# Task requirements
Which lines of the data hold the word "smile"? Copy all of them.
:: Data shown
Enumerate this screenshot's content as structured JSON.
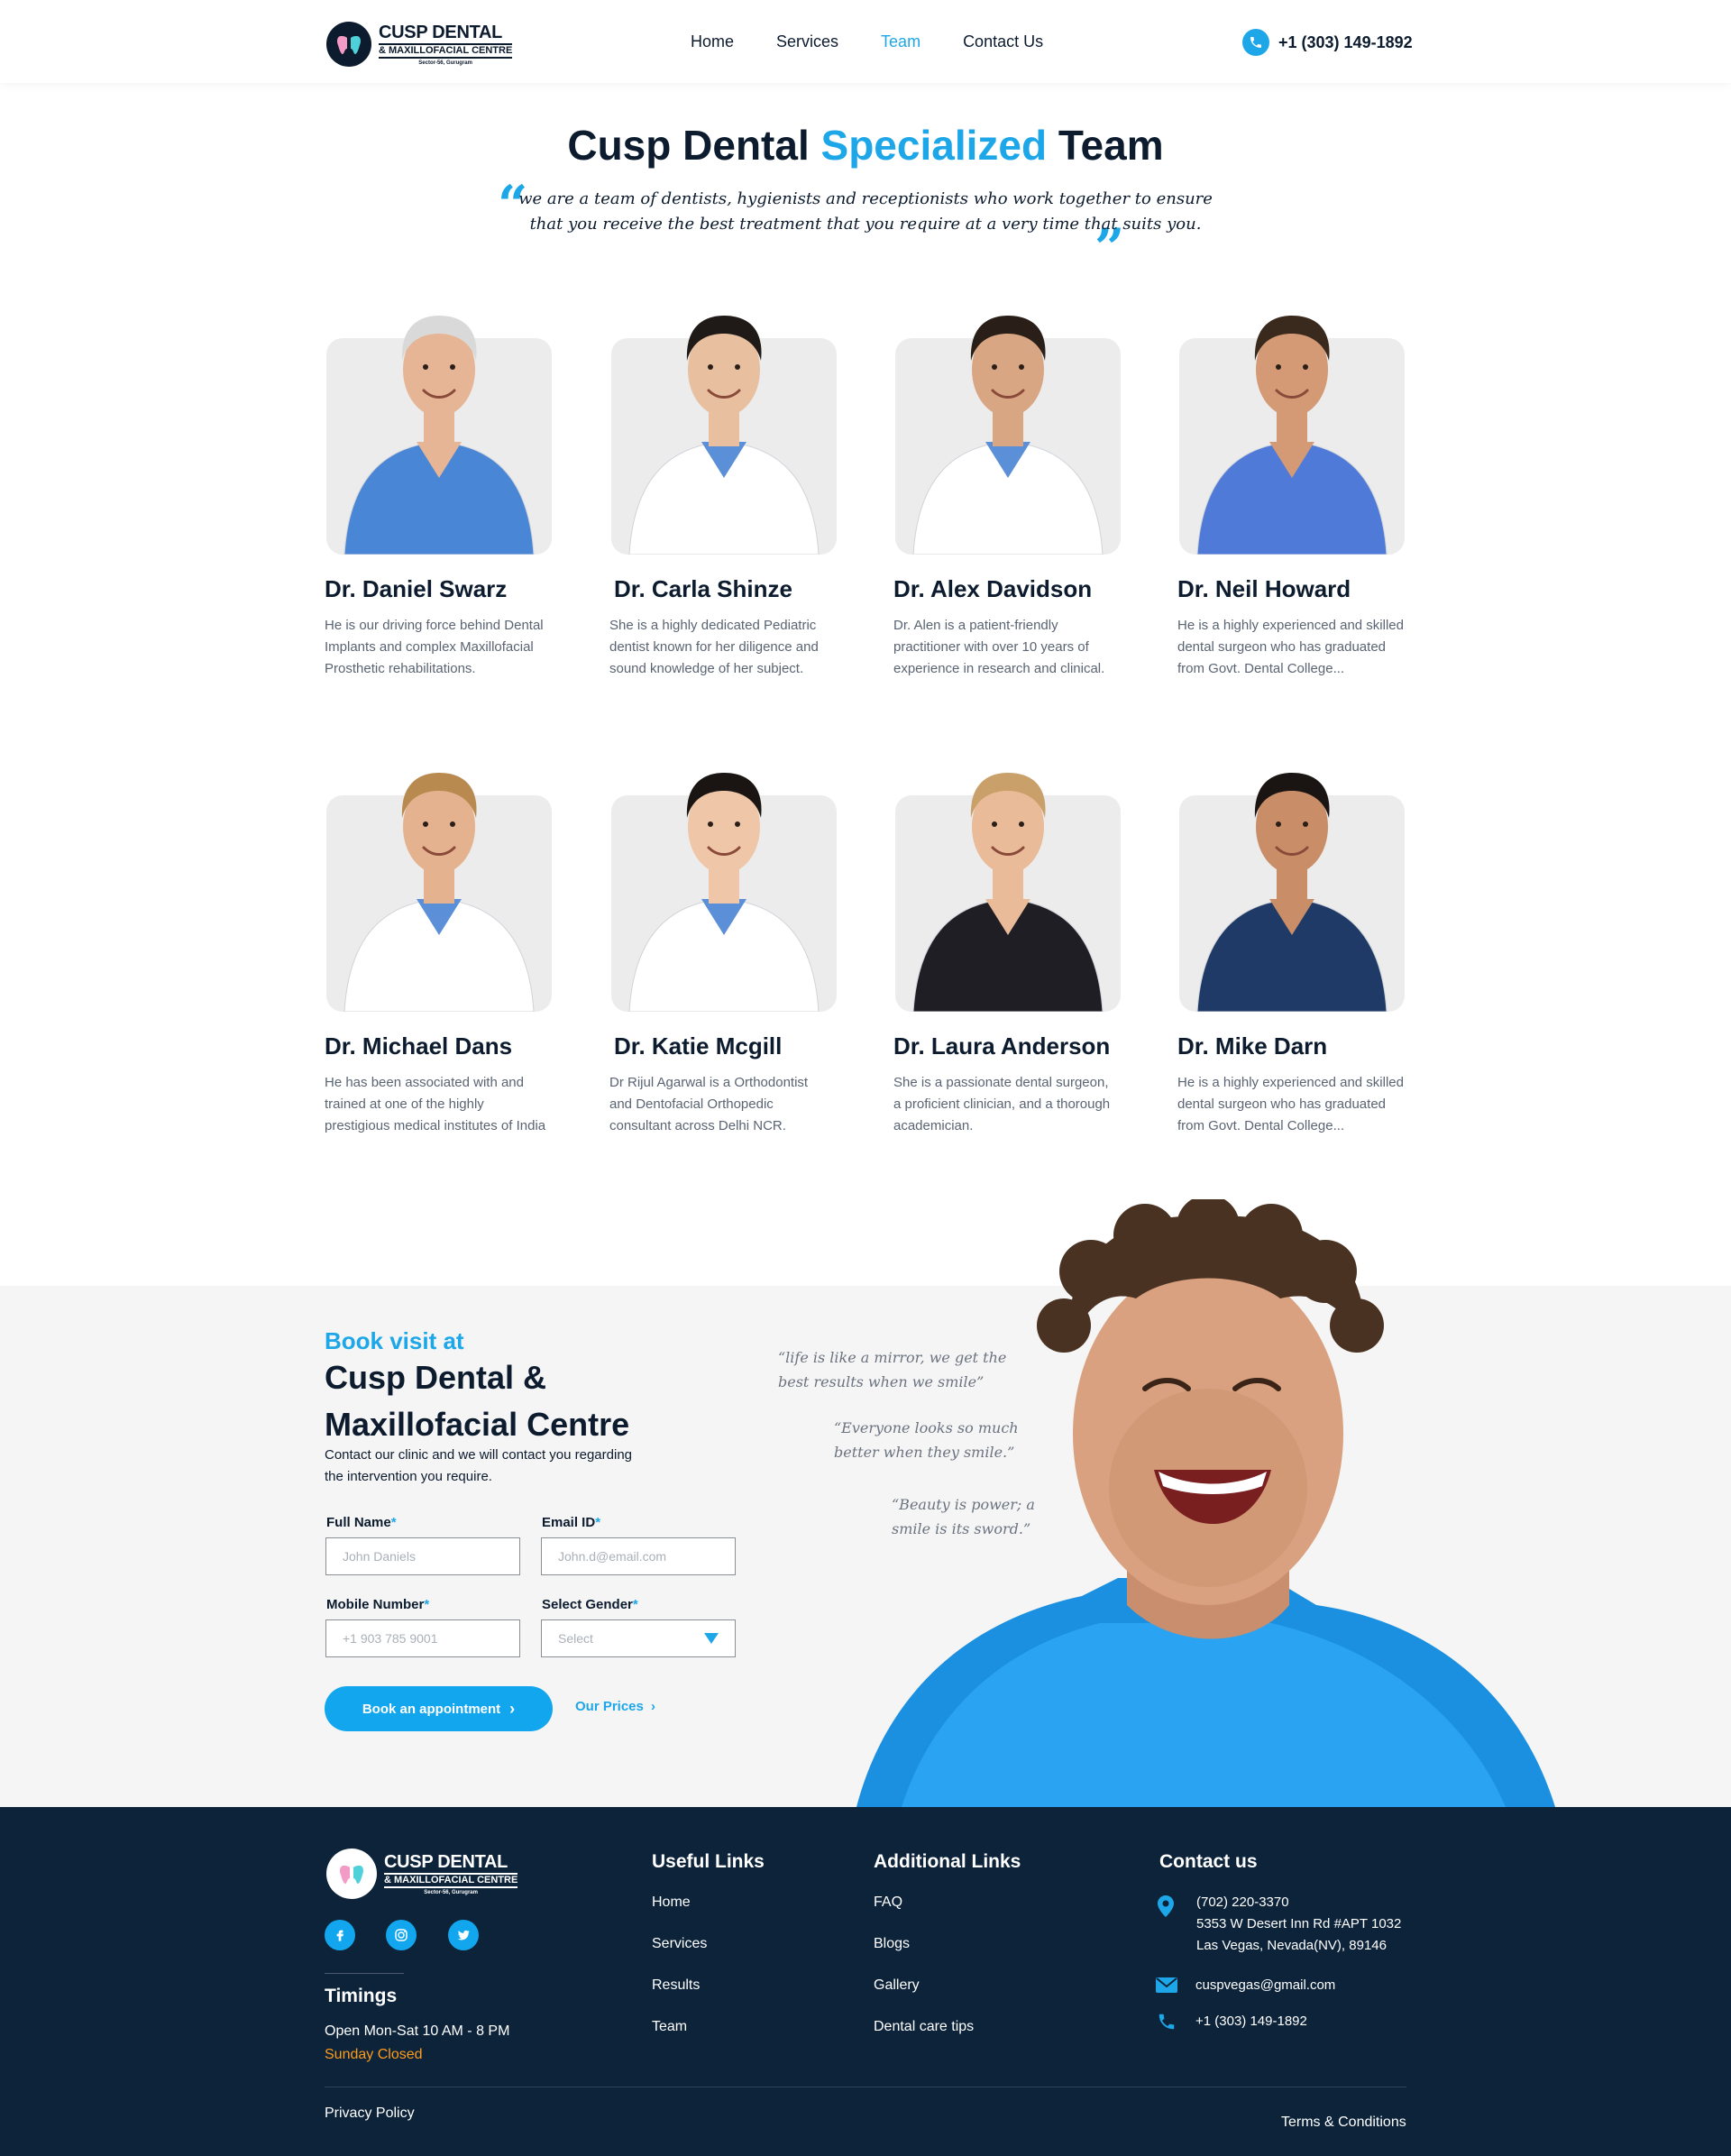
{
  "header": {
    "logo": {
      "name": "CUSP DENTAL",
      "sub": "& MAXILLOFACIAL CENTRE",
      "loc": "Sector-56, Gurugram"
    },
    "nav": [
      "Home",
      "Services",
      "Team",
      "Contact Us"
    ],
    "active_nav": "Team",
    "phone": "+1 (303) 149-1892"
  },
  "hero": {
    "title_start": "Cusp Dental ",
    "title_highlight": "Specialized",
    "title_end": " Team",
    "intro_line1": "we are a team of dentists, hygienists and receptionists who work together to ensure",
    "intro_line2": "that you receive the best treatment that you require at a very time that suits you."
  },
  "team": [
    {
      "name": "Dr. Daniel Swarz",
      "desc": [
        "He is our driving force behind Dental",
        "Implants and complex Maxillofacial",
        "Prosthetic rehabilitations."
      ]
    },
    {
      "name": "Dr. Carla Shinze",
      "desc": [
        "She is a highly dedicated Pediatric",
        "dentist known for her diligence and",
        "sound knowledge of her subject."
      ]
    },
    {
      "name": "Dr. Alex Davidson",
      "desc": [
        "Dr. Alen is a patient-friendly",
        "practitioner with over 10 years of",
        "experience in research and clinical."
      ]
    },
    {
      "name": "Dr. Neil Howard",
      "desc": [
        "He is a highly experienced and skilled",
        "dental surgeon who has graduated",
        "from Govt. Dental College..."
      ]
    },
    {
      "name": "Dr. Michael Dans",
      "desc": [
        "He has been associated with and",
        "trained at one of the highly",
        "prestigious medical institutes of India"
      ]
    },
    {
      "name": "Dr. Katie Mcgill",
      "desc": [
        "Dr Rijul Agarwal is a Orthodontist",
        "and Dentofacial Orthopedic",
        "consultant across Delhi NCR."
      ]
    },
    {
      "name": "Dr. Laura Anderson",
      "desc": [
        "She is a passionate dental surgeon,",
        "a proficient clinician, and a thorough",
        "academician."
      ]
    },
    {
      "name": "Dr. Mike Darn",
      "desc": [
        "He is a highly experienced and skilled",
        "dental surgeon who has graduated",
        "from Govt. Dental College..."
      ]
    }
  ],
  "booking": {
    "kicker": "Book visit at",
    "title_line1": "Cusp Dental &",
    "title_line2": "Maxillofacial Centre",
    "text_line1": "Contact our clinic and we will contact you regarding",
    "text_line2": "the intervention you require.",
    "full_name_label": "Full Name",
    "full_name_placeholder": "John Daniels",
    "email_label": "Email ID",
    "email_placeholder": "John.d@email.com",
    "mobile_label": "Mobile Number",
    "mobile_placeholder": "+1 903 785 9001",
    "gender_label": "Select Gender",
    "gender_value": "Select",
    "required_mark": "*",
    "book_button": "Book an appointment",
    "prices_link": "Our Prices"
  },
  "testimonials": [
    {
      "line1": "“life is like a mirror, we get the",
      "line2": "best results when we smile”"
    },
    {
      "line1": "“Everyone looks so much",
      "line2": "better when they smile.”"
    },
    {
      "line1": "“Beauty is power; a",
      "line2": "smile is its sword.”"
    }
  ],
  "footer": {
    "logo": {
      "name": "CUSP DENTAL",
      "sub": "& MAXILLOFACIAL CENTRE",
      "loc": "Sector-56, Gurugram"
    },
    "timings_title": "Timings",
    "timings_text": "Open Mon-Sat 10 AM - 8 PM",
    "timings_closed": "Sunday Closed",
    "useful_title": "Useful Links",
    "useful_links": [
      "Home",
      "Services",
      "Results",
      "Team"
    ],
    "additional_title": "Additional Links",
    "additional_links": [
      "FAQ",
      "Blogs",
      "Gallery",
      "Dental care tips"
    ],
    "contact_title": "Contact us",
    "contact_phone1": "(702) 220-3370",
    "contact_address1": "5353 W Desert Inn Rd #APT 1032",
    "contact_address2": "Las Vegas, Nevada(NV), 89146",
    "contact_email": "cuspvegas@gmail.com",
    "contact_phone2": "+1 (303) 149-1892",
    "privacy": "Privacy Policy",
    "terms": "Terms & Conditions"
  },
  "colors": {
    "accent": "#1ea7e8",
    "navy": "#0c1b2e",
    "footer": "#0c233a",
    "orange": "#ff9c1a"
  }
}
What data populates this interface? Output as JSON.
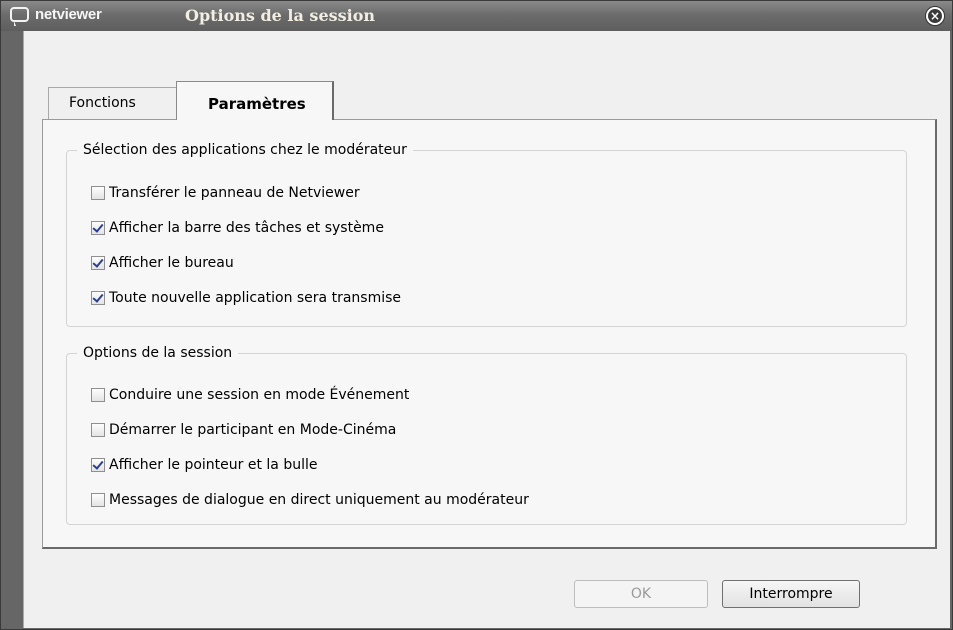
{
  "window": {
    "brand": "netviewer",
    "title": "Options de la session",
    "close_glyph": "×"
  },
  "tabs": [
    {
      "label": "Fonctions",
      "active": false
    },
    {
      "label": "Paramètres",
      "active": true
    }
  ],
  "groups": [
    {
      "legend": "Sélection des applications chez le modérateur",
      "options": [
        {
          "label": "Transférer le panneau de Netviewer",
          "checked": false
        },
        {
          "label": "Afficher la barre des tâches et système",
          "checked": true
        },
        {
          "label": "Afficher le bureau",
          "checked": true
        },
        {
          "label": "Toute nouvelle application sera transmise",
          "checked": true
        }
      ]
    },
    {
      "legend": "Options de la session",
      "options": [
        {
          "label": "Conduire une session en mode Événement",
          "checked": false
        },
        {
          "label": "Démarrer le participant en Mode-Cinéma",
          "checked": false
        },
        {
          "label": "Afficher le pointeur et la bulle",
          "checked": true
        },
        {
          "label": "Messages de dialogue en direct uniquement au modérateur",
          "checked": false
        }
      ]
    }
  ],
  "buttons": {
    "ok_label": "OK",
    "ok_enabled": false,
    "cancel_label": "Interrompre"
  },
  "icons": {
    "logo": "speech-bubble-icon",
    "close": "close-circle-icon"
  }
}
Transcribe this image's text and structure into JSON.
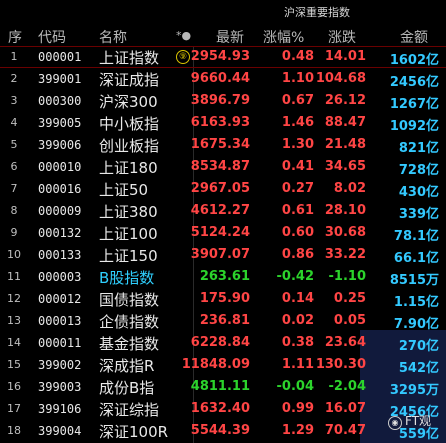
{
  "tab_title": "沪深重要指数",
  "header": {
    "idx": "序",
    "code": "代码",
    "name": "名称",
    "flag": "*●",
    "price": "最新",
    "pct": "涨幅%",
    "chg": "涨跌",
    "amt": "金额"
  },
  "rows": [
    {
      "idx": "1",
      "code": "000001",
      "name": "上证指数",
      "flag": "⑨",
      "price": "2954.93",
      "pct": "0.48",
      "chg": "14.01",
      "amt": "1602亿",
      "dir": "up"
    },
    {
      "idx": "2",
      "code": "399001",
      "name": "深证成指",
      "price": "9660.44",
      "pct": "1.10",
      "chg": "104.68",
      "amt": "2456亿",
      "dir": "up"
    },
    {
      "idx": "3",
      "code": "000300",
      "name": "沪深300",
      "price": "3896.79",
      "pct": "0.67",
      "chg": "26.12",
      "amt": "1267亿",
      "dir": "up"
    },
    {
      "idx": "4",
      "code": "399005",
      "name": "中小板指",
      "price": "6163.93",
      "pct": "1.46",
      "chg": "88.47",
      "amt": "1092亿",
      "dir": "up"
    },
    {
      "idx": "5",
      "code": "399006",
      "name": "创业板指",
      "price": "1675.34",
      "pct": "1.30",
      "chg": "21.48",
      "amt": "821亿",
      "dir": "up"
    },
    {
      "idx": "6",
      "code": "000010",
      "name": "上证180",
      "price": "8534.87",
      "pct": "0.41",
      "chg": "34.65",
      "amt": "728亿",
      "dir": "up"
    },
    {
      "idx": "7",
      "code": "000016",
      "name": "上证50",
      "price": "2967.05",
      "pct": "0.27",
      "chg": "8.02",
      "amt": "430亿",
      "dir": "up"
    },
    {
      "idx": "8",
      "code": "000009",
      "name": "上证380",
      "price": "4612.27",
      "pct": "0.61",
      "chg": "28.10",
      "amt": "339亿",
      "dir": "up"
    },
    {
      "idx": "9",
      "code": "000132",
      "name": "上证100",
      "price": "5124.24",
      "pct": "0.60",
      "chg": "30.68",
      "amt": "78.1亿",
      "dir": "up"
    },
    {
      "idx": "10",
      "code": "000133",
      "name": "上证150",
      "price": "3907.07",
      "pct": "0.86",
      "chg": "33.22",
      "amt": "66.1亿",
      "dir": "up"
    },
    {
      "idx": "11",
      "code": "000003",
      "name": "B股指数",
      "price": "263.61",
      "pct": "-0.42",
      "chg": "-1.10",
      "amt": "8515万",
      "dir": "down",
      "cyan": true
    },
    {
      "idx": "12",
      "code": "000012",
      "name": "国债指数",
      "price": "175.90",
      "pct": "0.14",
      "chg": "0.25",
      "amt": "1.15亿",
      "dir": "up"
    },
    {
      "idx": "13",
      "code": "000013",
      "name": "企债指数",
      "price": "236.81",
      "pct": "0.02",
      "chg": "0.05",
      "amt": "7.90亿",
      "dir": "up"
    },
    {
      "idx": "14",
      "code": "000011",
      "name": "基金指数",
      "price": "6228.84",
      "pct": "0.38",
      "chg": "23.64",
      "amt": "270亿",
      "dir": "up"
    },
    {
      "idx": "15",
      "code": "399002",
      "name": "深成指R",
      "price": "11848.09",
      "pct": "1.11",
      "chg": "130.30",
      "amt": "542亿",
      "dir": "up"
    },
    {
      "idx": "16",
      "code": "399003",
      "name": "成份B指",
      "price": "4811.11",
      "pct": "-0.04",
      "chg": "-2.04",
      "amt": "3295万",
      "dir": "down"
    },
    {
      "idx": "17",
      "code": "399106",
      "name": "深证综指",
      "price": "1632.40",
      "pct": "0.99",
      "chg": "16.07",
      "amt": "2456亿",
      "dir": "up"
    },
    {
      "idx": "18",
      "code": "399004",
      "name": "深证100R",
      "price": "5544.39",
      "pct": "1.29",
      "chg": "70.47",
      "amt": "559亿",
      "dir": "up"
    }
  ],
  "watermark": "FT观"
}
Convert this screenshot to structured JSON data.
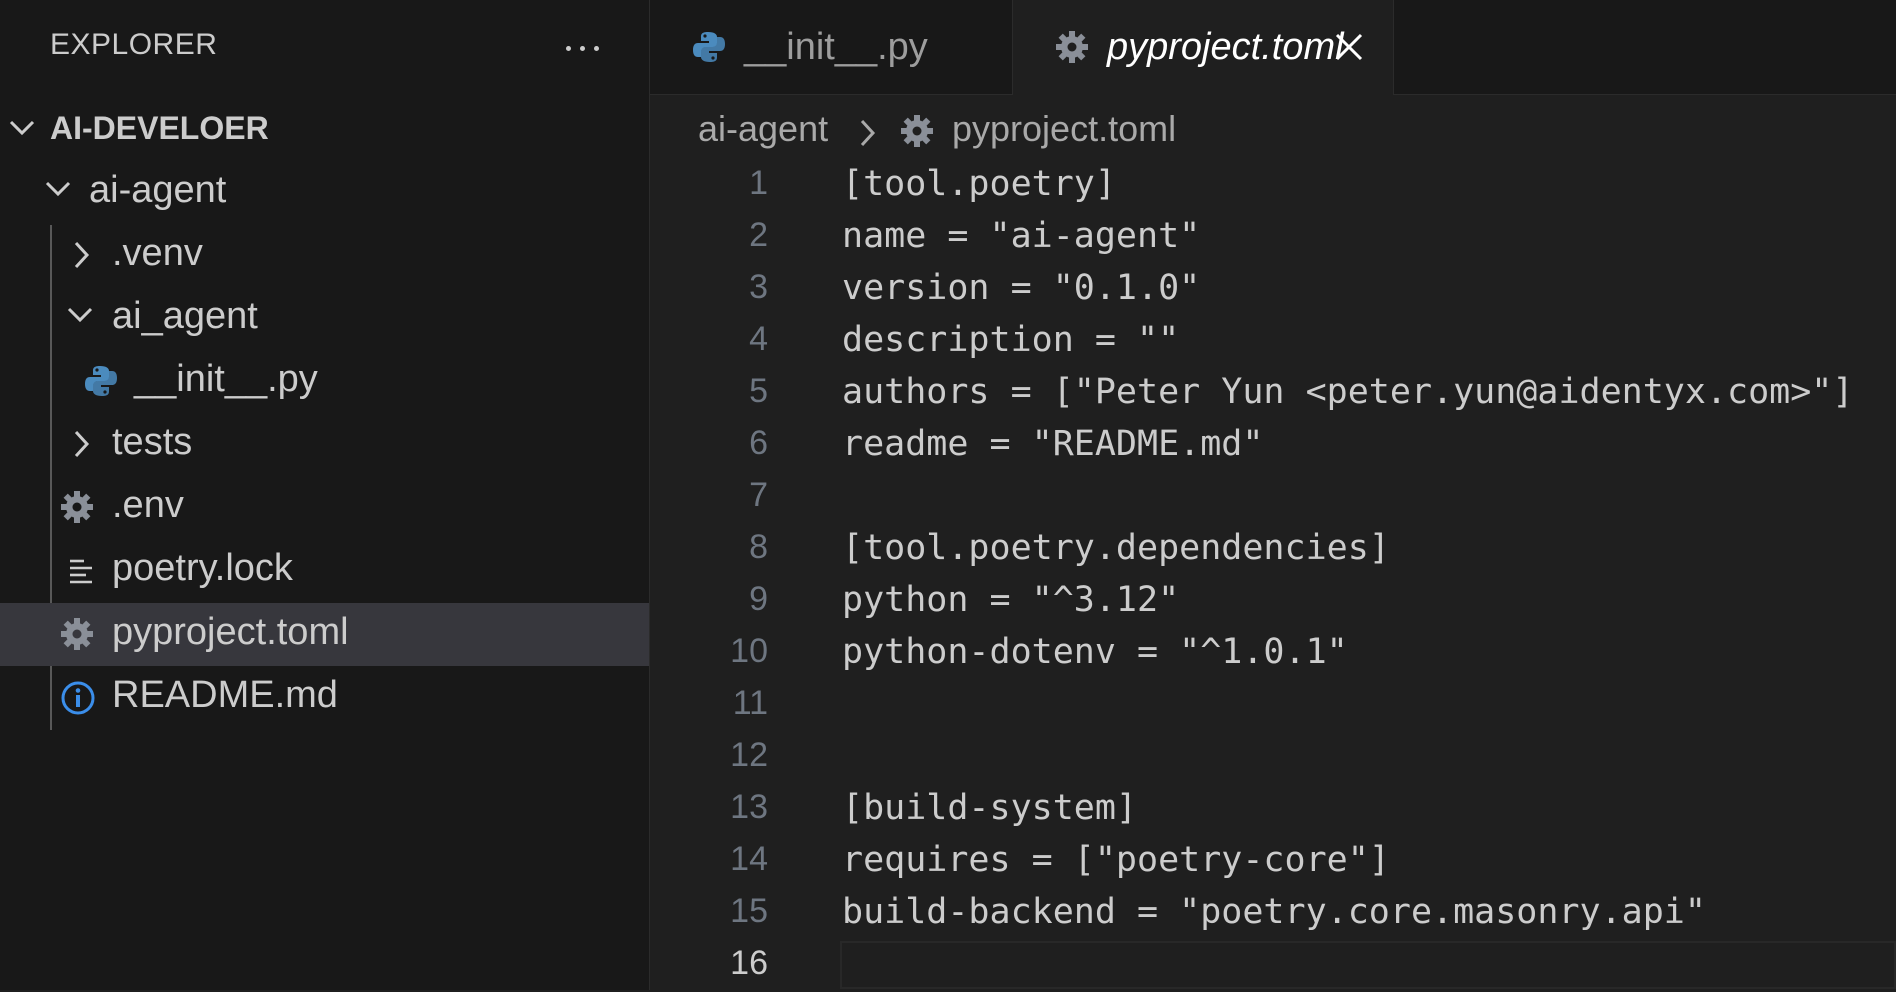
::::
# Answer to this task
      "line2": "best results when we smile”"
      "line2": "better when they smile.”"
      "line2": "smile is its sword.”"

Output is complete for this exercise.